A Tale of Cities, Intertwined

 

Homeless woman with her cat named Tuxedo, in Hoboken, New Jersey, 2015. Photograph/Q. Sakamaki

Hikari Creative was came into existence on the basis of mutual appreciation shared by photographers who had never previously met. Since the launch of their Instagram page in 2014, the collective has become an epitome of contemporary photography that has a strong social media presence. Nilofer Khan finds out more.

When Ako Salemi approached Q. Sakamaki to collaborate on a collective that would blend fine art and photo-documentary traditions, Q. immediately jumped at the idea. The collective came to be called Hikari Creative, Hikari meaning light in Japanese, and is also a metaphor for hope. Their motto is, “We are brought together by photography to affirm art as essential to our lives.”
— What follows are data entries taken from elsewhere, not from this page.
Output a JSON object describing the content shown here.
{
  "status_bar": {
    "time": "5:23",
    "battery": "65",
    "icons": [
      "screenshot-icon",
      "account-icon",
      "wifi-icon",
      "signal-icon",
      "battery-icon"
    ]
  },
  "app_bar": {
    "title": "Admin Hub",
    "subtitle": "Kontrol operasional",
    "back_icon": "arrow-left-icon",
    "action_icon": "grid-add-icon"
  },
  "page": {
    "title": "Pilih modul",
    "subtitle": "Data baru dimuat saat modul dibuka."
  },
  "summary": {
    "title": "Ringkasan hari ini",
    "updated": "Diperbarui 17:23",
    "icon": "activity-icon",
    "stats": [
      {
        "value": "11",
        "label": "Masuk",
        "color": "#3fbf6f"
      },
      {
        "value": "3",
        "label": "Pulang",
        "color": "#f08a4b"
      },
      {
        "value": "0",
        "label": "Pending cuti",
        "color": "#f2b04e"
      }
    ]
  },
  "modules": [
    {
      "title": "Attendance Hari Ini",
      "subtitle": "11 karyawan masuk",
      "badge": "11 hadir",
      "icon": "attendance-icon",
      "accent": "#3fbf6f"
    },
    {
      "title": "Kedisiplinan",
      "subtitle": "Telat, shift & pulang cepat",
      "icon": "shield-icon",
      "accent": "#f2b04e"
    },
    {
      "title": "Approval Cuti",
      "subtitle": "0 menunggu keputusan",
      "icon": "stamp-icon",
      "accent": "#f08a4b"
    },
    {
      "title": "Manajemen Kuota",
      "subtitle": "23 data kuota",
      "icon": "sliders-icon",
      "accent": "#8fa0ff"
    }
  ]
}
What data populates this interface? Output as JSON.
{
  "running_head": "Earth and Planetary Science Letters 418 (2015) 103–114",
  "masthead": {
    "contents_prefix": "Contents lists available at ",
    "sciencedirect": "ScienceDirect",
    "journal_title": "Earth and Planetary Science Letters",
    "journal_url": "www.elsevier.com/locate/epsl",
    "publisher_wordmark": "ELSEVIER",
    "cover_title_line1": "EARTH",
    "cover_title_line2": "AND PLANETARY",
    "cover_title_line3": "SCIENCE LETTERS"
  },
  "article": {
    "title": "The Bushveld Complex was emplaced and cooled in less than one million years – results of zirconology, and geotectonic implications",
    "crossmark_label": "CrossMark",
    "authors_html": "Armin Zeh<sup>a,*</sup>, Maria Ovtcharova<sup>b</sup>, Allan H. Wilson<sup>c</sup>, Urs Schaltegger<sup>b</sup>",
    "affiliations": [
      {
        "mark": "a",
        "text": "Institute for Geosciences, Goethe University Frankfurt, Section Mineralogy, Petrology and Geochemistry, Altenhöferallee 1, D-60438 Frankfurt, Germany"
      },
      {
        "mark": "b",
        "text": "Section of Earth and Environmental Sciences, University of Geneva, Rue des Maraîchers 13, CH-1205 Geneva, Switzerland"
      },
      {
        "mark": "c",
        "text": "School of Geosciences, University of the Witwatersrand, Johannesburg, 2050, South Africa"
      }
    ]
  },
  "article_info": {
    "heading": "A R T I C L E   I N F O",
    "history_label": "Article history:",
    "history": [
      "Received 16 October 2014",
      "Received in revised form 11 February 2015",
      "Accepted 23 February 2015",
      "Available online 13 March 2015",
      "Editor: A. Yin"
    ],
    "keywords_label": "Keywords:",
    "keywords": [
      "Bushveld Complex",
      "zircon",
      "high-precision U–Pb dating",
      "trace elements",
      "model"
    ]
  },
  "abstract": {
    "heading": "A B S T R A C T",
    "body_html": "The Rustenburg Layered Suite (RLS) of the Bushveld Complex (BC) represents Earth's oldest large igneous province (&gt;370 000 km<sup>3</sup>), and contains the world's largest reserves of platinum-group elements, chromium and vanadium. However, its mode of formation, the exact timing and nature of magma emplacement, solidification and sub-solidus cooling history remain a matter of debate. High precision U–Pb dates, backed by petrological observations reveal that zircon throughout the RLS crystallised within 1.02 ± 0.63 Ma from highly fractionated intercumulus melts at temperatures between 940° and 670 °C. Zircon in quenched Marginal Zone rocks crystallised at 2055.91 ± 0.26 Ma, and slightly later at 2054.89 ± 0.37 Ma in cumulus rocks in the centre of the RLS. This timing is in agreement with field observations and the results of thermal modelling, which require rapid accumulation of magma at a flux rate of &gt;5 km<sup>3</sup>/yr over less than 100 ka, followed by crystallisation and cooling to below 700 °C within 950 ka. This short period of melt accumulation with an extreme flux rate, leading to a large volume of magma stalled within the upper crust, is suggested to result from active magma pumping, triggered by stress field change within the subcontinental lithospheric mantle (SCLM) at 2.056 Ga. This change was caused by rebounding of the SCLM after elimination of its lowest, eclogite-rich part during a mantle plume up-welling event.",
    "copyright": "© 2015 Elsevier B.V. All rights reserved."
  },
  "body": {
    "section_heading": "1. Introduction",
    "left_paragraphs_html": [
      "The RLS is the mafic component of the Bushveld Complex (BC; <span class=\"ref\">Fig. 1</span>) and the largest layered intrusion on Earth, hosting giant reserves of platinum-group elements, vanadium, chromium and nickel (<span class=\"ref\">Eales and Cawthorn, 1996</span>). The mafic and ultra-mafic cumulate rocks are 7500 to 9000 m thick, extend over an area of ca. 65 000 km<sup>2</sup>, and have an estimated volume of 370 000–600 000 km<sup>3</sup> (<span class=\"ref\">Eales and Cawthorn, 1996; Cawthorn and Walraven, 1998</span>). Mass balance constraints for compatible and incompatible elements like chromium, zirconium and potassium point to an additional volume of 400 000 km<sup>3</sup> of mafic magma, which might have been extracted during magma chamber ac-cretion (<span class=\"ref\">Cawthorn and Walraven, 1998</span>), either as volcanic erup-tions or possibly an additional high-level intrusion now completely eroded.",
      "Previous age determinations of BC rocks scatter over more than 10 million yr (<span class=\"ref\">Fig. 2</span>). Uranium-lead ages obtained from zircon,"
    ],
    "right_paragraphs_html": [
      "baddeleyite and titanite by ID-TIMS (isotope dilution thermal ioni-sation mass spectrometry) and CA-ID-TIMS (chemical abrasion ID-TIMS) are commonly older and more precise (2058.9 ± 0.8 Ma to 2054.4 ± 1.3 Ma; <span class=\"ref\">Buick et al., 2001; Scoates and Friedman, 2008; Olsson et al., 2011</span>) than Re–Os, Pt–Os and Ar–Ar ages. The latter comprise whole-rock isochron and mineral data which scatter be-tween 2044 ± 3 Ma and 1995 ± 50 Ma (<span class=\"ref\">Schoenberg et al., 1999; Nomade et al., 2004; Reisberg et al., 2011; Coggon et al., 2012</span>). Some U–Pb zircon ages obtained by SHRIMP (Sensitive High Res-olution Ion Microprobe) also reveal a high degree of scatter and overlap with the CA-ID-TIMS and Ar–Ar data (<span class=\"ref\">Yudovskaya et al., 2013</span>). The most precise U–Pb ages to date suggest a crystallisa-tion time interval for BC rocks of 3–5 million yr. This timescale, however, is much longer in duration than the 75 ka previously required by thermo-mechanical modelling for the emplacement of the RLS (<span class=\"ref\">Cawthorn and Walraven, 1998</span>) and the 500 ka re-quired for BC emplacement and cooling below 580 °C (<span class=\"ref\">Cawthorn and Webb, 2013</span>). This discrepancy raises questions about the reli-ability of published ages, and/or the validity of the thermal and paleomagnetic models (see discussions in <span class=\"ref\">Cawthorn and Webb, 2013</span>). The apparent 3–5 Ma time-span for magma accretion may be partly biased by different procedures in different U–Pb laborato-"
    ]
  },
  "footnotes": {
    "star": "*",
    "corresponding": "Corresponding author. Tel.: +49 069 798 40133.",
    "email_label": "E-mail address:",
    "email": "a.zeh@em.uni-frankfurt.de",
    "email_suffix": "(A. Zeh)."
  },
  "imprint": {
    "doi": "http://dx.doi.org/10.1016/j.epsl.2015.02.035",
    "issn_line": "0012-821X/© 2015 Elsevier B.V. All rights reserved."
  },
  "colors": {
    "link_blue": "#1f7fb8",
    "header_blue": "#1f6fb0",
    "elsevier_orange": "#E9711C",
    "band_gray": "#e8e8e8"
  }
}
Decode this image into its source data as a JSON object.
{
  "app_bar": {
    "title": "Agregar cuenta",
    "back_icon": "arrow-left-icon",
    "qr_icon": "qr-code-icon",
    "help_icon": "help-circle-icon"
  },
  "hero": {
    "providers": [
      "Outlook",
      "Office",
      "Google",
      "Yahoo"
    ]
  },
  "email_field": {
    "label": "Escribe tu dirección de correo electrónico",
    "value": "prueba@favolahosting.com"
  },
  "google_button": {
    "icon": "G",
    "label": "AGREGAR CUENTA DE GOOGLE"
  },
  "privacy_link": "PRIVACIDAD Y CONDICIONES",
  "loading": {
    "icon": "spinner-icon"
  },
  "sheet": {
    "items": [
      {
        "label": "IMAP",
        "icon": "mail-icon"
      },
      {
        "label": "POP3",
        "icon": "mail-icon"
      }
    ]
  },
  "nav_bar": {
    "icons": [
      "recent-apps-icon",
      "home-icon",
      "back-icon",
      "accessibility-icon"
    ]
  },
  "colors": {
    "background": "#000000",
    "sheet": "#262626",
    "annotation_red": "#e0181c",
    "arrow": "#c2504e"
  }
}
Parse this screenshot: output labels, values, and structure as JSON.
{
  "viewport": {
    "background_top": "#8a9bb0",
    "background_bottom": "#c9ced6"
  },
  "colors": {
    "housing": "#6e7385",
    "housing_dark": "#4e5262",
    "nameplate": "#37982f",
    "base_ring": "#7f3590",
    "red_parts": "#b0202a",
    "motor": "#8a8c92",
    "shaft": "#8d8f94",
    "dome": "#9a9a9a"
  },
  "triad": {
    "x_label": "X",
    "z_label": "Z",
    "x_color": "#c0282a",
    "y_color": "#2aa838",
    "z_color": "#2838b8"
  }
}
The collective not only posts photographs shot by its members, but also the work of other photographers. “This is significant because we are bypassing the traditional gatekeepers of photography, like art galleries, photo directors, and creative directors, to declare that this is valid, worthwhile, and important work too,” members of the collective said.

Home of the tent. Kormanj nomadic bride and groom at northeast of Iran. Photograph/Ako Salemi

As the group became popular, viewers began to distinguish them by their style that is a blend of strong and moody aesthetics, often with a great separation between shadow and light. Moreover, the collective has showcased different styles of photography including reportage from some of the best photojournalists, street photographers, and portraitists.

Hikari Creative continues in their pursuit to explore new avenues through which they can advocate their mission. For them, it’s not only the importance of the aesthetic per se, but also that of the story behind the image. They hope to carry on their discovery of more significant relationships between humans and photography.

About the collective

Hikari Creative is the brainchild of Ako Salemi. The collective has four other members— Q. Sakamaki, Marina Sersale, Eric Mencher, and Adriana Zehbrauskas. The collective has exhibited their work in Iran, Brazil, and India, along with workshops and talks. To know more visit www.hikaricreative.net.

Tags: Adriana Zehbrauskas., better photography, cellphone photography, Eric Mencher, Hikari Creative, Marina Sersale, October 2018, Photography collective, Q. Sakamaki